WORK REQUIRED - Every line in the listing that holds "data" counts once; state the total and nothing more.

Segment Open

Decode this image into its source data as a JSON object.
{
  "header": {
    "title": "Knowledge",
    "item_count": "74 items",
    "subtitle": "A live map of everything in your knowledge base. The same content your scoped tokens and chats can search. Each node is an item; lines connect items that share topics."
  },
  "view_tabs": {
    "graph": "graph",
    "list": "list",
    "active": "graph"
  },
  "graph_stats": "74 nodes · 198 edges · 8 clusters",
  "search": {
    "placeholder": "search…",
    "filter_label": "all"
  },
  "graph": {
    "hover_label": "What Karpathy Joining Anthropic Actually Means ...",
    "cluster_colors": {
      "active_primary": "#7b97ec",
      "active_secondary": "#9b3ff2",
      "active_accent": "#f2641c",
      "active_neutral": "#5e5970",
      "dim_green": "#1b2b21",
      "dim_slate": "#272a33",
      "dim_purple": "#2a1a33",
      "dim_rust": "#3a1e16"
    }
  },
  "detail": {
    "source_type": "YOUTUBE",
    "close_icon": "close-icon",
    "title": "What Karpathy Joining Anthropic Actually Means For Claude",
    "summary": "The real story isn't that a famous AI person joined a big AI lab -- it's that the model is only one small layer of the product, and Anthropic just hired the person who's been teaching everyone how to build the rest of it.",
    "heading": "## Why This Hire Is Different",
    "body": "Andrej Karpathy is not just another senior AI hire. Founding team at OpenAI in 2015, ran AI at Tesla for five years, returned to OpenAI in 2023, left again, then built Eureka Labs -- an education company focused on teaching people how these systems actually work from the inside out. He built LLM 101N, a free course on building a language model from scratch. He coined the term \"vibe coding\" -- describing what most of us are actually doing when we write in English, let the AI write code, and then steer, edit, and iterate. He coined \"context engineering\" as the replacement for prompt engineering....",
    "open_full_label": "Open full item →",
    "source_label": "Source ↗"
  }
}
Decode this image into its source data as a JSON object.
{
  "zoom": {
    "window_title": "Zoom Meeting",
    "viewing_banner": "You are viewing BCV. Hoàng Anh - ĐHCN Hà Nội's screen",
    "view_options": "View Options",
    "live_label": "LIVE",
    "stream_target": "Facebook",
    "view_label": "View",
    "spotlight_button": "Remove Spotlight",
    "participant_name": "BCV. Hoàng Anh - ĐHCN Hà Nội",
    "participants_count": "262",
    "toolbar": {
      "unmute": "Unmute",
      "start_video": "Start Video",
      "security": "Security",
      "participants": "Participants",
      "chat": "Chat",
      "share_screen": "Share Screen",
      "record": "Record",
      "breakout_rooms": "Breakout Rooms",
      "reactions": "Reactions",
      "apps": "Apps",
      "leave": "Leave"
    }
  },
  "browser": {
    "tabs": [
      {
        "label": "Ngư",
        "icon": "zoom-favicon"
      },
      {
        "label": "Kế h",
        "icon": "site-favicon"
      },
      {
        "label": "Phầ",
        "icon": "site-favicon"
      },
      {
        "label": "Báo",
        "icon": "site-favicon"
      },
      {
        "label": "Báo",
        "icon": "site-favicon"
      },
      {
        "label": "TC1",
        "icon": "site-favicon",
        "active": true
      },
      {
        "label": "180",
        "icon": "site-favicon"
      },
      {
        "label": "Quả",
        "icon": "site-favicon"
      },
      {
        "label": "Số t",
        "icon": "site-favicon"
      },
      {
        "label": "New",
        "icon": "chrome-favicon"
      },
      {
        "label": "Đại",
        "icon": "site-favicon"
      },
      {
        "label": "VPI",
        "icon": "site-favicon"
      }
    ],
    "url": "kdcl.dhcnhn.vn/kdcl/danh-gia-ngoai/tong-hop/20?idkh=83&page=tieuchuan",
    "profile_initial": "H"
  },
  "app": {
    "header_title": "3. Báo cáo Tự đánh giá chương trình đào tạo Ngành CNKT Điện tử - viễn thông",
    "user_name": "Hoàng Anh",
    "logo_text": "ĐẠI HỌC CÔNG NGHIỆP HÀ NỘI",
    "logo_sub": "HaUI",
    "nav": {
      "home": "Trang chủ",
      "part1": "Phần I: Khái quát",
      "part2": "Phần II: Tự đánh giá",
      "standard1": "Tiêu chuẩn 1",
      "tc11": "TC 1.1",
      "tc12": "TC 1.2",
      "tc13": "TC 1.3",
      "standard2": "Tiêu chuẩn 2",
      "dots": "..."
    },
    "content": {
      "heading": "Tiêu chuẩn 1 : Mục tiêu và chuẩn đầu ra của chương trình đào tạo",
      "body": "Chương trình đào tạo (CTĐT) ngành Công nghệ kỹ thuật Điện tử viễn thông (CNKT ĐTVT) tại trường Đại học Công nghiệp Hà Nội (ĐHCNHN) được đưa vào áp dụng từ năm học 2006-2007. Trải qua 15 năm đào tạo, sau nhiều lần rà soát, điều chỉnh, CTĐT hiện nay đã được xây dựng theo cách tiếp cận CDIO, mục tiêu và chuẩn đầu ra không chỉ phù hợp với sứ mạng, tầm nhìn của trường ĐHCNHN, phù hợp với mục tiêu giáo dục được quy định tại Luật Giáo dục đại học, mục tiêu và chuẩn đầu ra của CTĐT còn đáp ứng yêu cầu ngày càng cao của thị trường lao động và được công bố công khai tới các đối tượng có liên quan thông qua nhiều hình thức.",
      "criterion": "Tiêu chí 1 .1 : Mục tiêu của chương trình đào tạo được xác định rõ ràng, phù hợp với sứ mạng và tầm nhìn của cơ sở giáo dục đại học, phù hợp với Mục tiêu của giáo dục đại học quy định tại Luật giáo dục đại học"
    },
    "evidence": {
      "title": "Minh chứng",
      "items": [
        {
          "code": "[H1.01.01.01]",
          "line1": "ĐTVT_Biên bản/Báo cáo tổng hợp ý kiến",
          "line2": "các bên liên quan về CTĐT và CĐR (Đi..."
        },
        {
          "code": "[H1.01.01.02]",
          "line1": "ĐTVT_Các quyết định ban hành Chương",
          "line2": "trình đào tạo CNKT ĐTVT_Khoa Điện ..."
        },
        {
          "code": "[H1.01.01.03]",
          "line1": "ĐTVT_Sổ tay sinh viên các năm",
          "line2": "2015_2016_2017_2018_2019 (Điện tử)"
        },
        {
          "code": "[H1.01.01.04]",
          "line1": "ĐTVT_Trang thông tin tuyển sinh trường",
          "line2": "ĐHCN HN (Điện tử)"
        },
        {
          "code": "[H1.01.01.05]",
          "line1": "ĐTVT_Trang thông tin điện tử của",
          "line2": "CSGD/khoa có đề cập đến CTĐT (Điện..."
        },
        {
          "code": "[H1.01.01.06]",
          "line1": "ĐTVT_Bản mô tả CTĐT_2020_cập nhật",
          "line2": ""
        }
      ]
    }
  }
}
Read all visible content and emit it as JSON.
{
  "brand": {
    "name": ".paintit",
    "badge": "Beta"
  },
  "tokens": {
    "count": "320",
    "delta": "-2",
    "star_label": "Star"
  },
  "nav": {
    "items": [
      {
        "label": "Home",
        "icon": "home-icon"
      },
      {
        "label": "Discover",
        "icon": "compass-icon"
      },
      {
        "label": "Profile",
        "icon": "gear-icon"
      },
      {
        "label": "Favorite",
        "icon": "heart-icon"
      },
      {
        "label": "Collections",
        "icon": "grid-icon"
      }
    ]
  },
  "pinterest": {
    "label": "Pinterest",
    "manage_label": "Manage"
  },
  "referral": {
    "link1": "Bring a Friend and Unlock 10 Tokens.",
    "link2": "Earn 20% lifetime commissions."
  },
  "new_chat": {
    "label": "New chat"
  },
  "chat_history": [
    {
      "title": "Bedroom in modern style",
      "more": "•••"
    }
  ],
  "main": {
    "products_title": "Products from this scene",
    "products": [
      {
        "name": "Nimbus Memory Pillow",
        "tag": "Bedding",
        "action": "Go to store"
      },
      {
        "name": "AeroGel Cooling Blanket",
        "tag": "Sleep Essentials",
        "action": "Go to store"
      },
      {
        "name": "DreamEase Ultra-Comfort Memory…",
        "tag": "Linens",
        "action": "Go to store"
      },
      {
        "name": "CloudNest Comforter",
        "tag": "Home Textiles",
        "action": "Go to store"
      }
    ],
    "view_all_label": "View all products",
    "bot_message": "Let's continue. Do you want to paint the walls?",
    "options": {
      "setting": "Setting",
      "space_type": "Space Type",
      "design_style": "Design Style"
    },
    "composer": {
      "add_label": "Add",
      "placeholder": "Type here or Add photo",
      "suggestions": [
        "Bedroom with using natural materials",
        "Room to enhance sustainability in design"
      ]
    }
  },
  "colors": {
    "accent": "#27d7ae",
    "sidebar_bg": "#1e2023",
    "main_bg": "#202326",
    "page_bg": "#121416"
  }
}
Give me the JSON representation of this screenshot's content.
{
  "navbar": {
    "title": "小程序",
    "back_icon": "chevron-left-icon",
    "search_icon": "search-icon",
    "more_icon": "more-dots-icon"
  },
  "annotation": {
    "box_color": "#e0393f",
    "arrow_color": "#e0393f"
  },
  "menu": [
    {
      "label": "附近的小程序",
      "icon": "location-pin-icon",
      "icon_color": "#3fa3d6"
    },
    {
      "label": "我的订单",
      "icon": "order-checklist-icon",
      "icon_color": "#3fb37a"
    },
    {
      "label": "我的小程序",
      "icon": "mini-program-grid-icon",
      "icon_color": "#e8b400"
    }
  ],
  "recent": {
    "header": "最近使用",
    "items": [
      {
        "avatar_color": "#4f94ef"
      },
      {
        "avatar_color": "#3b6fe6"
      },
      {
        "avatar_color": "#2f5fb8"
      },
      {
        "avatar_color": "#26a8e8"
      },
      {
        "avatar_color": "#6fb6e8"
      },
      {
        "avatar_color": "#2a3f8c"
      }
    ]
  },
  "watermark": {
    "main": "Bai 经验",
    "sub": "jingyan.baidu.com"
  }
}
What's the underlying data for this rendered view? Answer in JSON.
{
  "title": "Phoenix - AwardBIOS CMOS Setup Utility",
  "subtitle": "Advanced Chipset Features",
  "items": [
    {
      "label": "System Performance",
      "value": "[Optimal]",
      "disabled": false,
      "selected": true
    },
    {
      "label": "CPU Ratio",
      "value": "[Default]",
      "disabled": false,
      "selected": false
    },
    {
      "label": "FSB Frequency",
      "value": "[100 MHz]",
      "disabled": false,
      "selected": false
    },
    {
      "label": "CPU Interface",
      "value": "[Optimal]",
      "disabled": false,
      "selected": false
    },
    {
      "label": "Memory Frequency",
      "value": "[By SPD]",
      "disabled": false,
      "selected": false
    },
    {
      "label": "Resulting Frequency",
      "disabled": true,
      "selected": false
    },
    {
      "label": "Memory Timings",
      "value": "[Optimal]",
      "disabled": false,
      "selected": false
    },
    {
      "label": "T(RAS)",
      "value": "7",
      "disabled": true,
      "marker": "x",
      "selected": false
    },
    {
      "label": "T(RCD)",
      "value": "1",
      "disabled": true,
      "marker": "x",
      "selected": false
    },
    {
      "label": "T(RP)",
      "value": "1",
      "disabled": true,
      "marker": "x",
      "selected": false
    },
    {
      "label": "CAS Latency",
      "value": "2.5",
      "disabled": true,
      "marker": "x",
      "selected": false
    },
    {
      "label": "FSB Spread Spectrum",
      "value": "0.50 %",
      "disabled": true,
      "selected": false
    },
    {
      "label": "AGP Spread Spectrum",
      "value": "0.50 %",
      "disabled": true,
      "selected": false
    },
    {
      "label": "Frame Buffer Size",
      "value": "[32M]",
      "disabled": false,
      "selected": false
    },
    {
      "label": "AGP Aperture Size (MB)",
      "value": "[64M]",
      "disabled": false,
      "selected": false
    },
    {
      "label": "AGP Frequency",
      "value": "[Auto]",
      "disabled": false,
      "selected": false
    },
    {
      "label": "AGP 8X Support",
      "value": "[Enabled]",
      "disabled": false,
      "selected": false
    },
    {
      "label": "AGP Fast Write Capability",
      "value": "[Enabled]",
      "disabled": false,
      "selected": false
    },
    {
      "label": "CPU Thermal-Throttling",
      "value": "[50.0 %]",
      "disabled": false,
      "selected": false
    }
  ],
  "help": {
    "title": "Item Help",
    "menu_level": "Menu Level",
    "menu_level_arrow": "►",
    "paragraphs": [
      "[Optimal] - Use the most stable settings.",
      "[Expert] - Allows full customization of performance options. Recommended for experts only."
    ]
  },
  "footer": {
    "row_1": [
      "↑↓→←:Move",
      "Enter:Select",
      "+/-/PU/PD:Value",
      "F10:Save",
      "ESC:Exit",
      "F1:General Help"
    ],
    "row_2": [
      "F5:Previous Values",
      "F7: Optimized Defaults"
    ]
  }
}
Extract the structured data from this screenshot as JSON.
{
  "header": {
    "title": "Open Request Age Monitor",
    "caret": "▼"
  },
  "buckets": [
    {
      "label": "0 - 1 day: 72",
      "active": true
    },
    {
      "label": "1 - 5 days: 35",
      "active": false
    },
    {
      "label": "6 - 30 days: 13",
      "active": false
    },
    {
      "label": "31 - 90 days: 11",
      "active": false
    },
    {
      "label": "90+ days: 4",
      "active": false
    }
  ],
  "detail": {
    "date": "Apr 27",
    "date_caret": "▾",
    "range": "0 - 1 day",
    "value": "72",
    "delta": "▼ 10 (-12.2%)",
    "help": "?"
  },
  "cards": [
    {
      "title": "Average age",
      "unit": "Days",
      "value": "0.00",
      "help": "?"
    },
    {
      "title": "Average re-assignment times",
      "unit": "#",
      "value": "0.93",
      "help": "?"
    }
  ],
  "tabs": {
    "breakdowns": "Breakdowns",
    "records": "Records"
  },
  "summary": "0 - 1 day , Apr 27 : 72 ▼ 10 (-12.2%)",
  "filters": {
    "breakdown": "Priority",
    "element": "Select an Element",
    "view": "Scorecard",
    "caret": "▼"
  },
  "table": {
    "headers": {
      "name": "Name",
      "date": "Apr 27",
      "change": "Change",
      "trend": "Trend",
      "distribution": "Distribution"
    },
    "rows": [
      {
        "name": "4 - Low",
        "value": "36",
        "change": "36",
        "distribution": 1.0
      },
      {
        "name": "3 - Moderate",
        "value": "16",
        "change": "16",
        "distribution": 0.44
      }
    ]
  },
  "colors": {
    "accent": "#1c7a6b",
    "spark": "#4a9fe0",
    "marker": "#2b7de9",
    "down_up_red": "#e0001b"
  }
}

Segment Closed

ANSWER TO THE PROBLEM - 4